(Task statement) Repeat each entry below without omitting a single word.

====

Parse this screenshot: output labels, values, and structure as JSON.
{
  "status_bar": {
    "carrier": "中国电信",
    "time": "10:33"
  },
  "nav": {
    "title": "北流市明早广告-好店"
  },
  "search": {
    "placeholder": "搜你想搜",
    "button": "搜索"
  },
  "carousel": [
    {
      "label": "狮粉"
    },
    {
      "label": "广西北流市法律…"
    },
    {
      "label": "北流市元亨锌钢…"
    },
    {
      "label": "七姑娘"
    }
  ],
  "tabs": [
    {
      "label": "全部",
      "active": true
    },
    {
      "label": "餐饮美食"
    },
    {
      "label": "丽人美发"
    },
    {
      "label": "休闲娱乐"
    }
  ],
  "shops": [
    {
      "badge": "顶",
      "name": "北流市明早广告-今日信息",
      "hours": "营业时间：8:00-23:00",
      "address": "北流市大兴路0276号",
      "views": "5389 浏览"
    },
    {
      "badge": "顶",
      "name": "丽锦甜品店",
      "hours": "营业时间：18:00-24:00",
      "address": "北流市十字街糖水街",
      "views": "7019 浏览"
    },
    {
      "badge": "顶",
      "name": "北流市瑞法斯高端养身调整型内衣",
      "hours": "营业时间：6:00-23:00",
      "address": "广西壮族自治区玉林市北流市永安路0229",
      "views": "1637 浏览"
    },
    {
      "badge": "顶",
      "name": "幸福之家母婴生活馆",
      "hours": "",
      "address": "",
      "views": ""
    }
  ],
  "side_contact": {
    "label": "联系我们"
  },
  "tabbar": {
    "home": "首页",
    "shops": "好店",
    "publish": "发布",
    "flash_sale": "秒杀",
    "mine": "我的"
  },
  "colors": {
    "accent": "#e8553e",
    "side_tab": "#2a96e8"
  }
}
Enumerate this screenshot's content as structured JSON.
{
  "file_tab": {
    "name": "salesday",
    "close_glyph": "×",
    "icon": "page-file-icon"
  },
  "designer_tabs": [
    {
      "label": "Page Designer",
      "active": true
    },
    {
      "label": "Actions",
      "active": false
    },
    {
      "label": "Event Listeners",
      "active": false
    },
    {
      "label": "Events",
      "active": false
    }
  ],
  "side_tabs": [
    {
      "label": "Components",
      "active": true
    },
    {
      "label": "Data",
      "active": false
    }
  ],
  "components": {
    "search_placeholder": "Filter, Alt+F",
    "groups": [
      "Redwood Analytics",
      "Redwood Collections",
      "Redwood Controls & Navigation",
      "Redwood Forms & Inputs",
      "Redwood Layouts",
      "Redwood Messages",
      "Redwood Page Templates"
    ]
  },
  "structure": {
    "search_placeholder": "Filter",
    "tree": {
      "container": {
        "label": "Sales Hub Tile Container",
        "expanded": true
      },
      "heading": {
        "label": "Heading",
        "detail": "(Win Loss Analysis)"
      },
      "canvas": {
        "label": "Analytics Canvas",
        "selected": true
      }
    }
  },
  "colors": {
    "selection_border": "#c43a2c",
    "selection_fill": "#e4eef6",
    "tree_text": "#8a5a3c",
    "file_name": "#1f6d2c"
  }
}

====

(Result below)
Parse this screenshot: output labels, values, and structure as JSON.
{
  "status_bar": {
    "carrier": "中国电信",
    "time": "10:33"
  },
  "nav": {
    "title": "北流市明早广告-好店"
  },
  "search": {
    "placeholder": "搜你想搜",
    "button": "搜索"
  },
  "carousel": [
    {
      "label": "狮粉"
    },
    {
      "label": "广西北流市法律…"
    },
    {
      "label": "北流市元亨锌钢…"
    },
    {
      "label": "七姑娘"
    }
  ],
  "tabs": [
    {
      "label": "全部",
      "active": true
    },
    {
      "label": "餐饮美食"
    },
    {
      "label": "丽人美发"
    },
    {
      "label": "休闲娱乐"
    }
  ],
  "shops": [
    {
      "badge": "顶",
      "name": "北流市明早广告-今日信息",
      "hours": "营业时间：8:00-23:00",
      "address": "北流市大兴路0276号",
      "views": "5389 浏览"
    },
    {
      "badge": "顶",
      "name": "丽锦甜品店",
      "hours": "营业时间：18:00-24:00",
      "address": "北流市十字街糖水街",
      "views": "7019 浏览"
    },
    {
      "badge": "顶",
      "name": "北流市瑞法斯高端养身调整型内衣",
      "hours": "营业时间：6:00-23:00",
      "address": "广西壮族自治区玉林市北流市永安路0229",
      "views": "1637 浏览"
    },
    {
      "badge": "顶",
      "name": "幸福之家母婴生活馆",
      "hours": "",
      "address": "",
      "views": ""
    }
  ],
  "side_contact": {
    "label": "联系我们"
  },
  "tabbar": {
    "home": "首页",
    "shops": "好店",
    "publish": "发布",
    "flash_sale": "秒杀",
    "mine": "我的"
  },
  "colors": {
    "accent": "#e8553e",
    "side_tab": "#2a96e8"
  }
}
Enumerate this screenshot's content as structured JSON.
{
  "file_tab": {
    "name": "salesday",
    "close_glyph": "×",
    "icon": "page-file-icon"
  },
  "designer_tabs": [
    {
      "label": "Page Designer",
      "active": true
    },
    {
      "label": "Actions",
      "active": false
    },
    {
      "label": "Event Listeners",
      "active": false
    },
    {
      "label": "Events",
      "active": false
    }
  ],
  "side_tabs": [
    {
      "label": "Components",
      "active": true
    },
    {
      "label": "Data",
      "active": false
    }
  ],
  "components": {
    "search_placeholder": "Filter, Alt+F",
    "groups": [
      "Redwood Analytics",
      "Redwood Collections",
      "Redwood Controls & Navigation",
      "Redwood Forms & Inputs",
      "Redwood Layouts",
      "Redwood Messages",
      "Redwood Page Templates"
    ]
  },
  "structure": {
    "search_placeholder": "Filter",
    "tree": {
      "container": {
        "label": "Sales Hub Tile Container",
        "expanded": true
      },
      "heading": {
        "label": "Heading",
        "detail": "(Win Loss Analysis)"
      },
      "canvas": {
        "label": "Analytics Canvas",
        "selected": true
      }
    }
  },
  "colors": {
    "selection_border": "#c43a2c",
    "selection_fill": "#e4eef6",
    "tree_text": "#8a5a3c",
    "file_name": "#1f6d2c"
  }
}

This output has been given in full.